I hear voices too that tell me the same thing. I think all parents at some point wonder if they were good or if they could have done things differently, but the reality is we all make mistakes. We are all guilty of it, so you are not alone. <3 I try not to think about it too much, because there is nothing I could do to change the past.

Regret is so painful. It is the haunting of choices we can’t change. It is the judgment of a past we can’t affect. It feels final - like any other interpretation would be fooling ourselves, faking it. It is hard to argue with. It is hard to combat. And it is hard to overwrite.

I think one of the things that really anchored me through my own regret is the realization that judgment is all subjective. I can look back at the project I just failed and say, “What a loser.” because I didn’t hit the benchmarks I wanted to hit. Or I can look back and say, “I had courage to continue even when I saw myself failing.” It just depends on what I’m looking for. If I’m looking for reasons to tell myself I failed, I have plenty, ha. But if I look back for things like courage - strength - perseverance - honor - integrity - things that I admire in others, I can see it in myself, even when my story is imperfect.

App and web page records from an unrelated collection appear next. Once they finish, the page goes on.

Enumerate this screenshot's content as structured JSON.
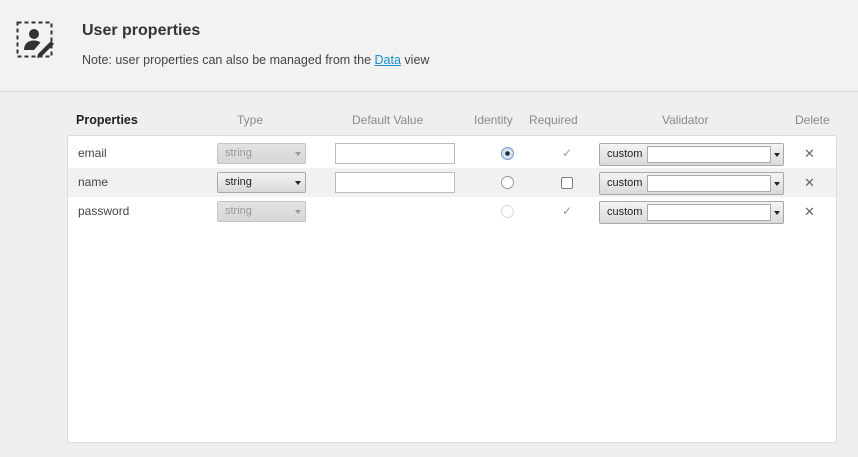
{
  "header": {
    "icon": "edit-user-icon",
    "title": "User properties",
    "note_prefix": "Note: user properties can also be managed from the ",
    "note_link": "Data",
    "note_suffix": " view"
  },
  "columns": {
    "properties": "Properties",
    "type": "Type",
    "default_value": "Default Value",
    "identity": "Identity",
    "required": "Required",
    "validator": "Validator",
    "delete": "Delete"
  },
  "rows": [
    {
      "name": "email",
      "type": "string",
      "type_enabled": false,
      "default_value": "",
      "has_default_input": true,
      "identity": true,
      "identity_enabled": true,
      "required": true,
      "required_enabled": false,
      "validator": "custom",
      "validator_value": "",
      "delete_icon": "close-icon",
      "delete_label": "✕"
    },
    {
      "name": "name",
      "type": "string",
      "type_enabled": true,
      "default_value": "",
      "has_default_input": true,
      "identity": false,
      "identity_enabled": true,
      "required": false,
      "required_enabled": true,
      "validator": "custom",
      "validator_value": "",
      "delete_icon": "close-icon",
      "delete_label": "✕"
    },
    {
      "name": "password",
      "type": "string",
      "type_enabled": false,
      "default_value": "",
      "has_default_input": false,
      "identity": false,
      "identity_enabled": false,
      "required": true,
      "required_enabled": false,
      "validator": "custom",
      "validator_value": "",
      "delete_icon": "close-icon",
      "delete_label": "✕"
    }
  ],
  "colors": {
    "link": "#1a8fc9",
    "background": "#efefef",
    "panel": "#ffffff",
    "row_shade": "#f1f1f1"
  }
}
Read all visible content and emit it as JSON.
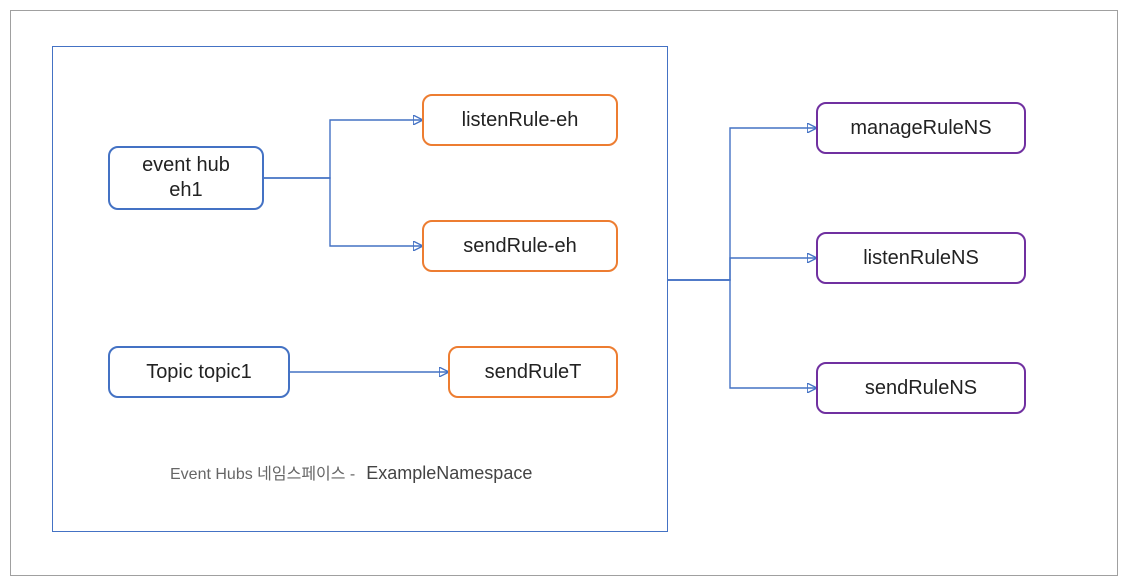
{
  "diagram": {
    "namespace_caption_lead": "Event Hubs 네임스페이스 -",
    "namespace_name": "ExampleNamespace",
    "nodes": {
      "event_hub": "event hub\neh1",
      "topic": "Topic topic1",
      "listen_rule_eh": "listenRule-eh",
      "send_rule_eh": "sendRule-eh",
      "send_rule_t": "sendRuleT",
      "manage_rule_ns": "manageRuleNS",
      "listen_rule_ns": "listenRuleNS",
      "send_rule_ns": "sendRuleNS"
    },
    "colors": {
      "outer_border": "#a0a0a0",
      "namespace_border": "#4472C4",
      "blue": "#4472C4",
      "orange": "#ED7D31",
      "purple": "#7030A0"
    },
    "edges": [
      {
        "from": "event_hub",
        "to": "listen_rule_eh"
      },
      {
        "from": "event_hub",
        "to": "send_rule_eh"
      },
      {
        "from": "topic",
        "to": "send_rule_t"
      },
      {
        "from": "namespace",
        "to": "manage_rule_ns"
      },
      {
        "from": "namespace",
        "to": "listen_rule_ns"
      },
      {
        "from": "namespace",
        "to": "send_rule_ns"
      }
    ]
  }
}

If anything, friend, I’d challenge you to try on ONE new lens. What is one thing you admire in others? And can you ask yourself, “What’s one moment in my past where I found myself living out this characteristic?” New questions can lead to new answers and new hope. And I think you deserve more of that.

@heartsupportwall9 :heart::heart::heart::heart: thank you for that perspective.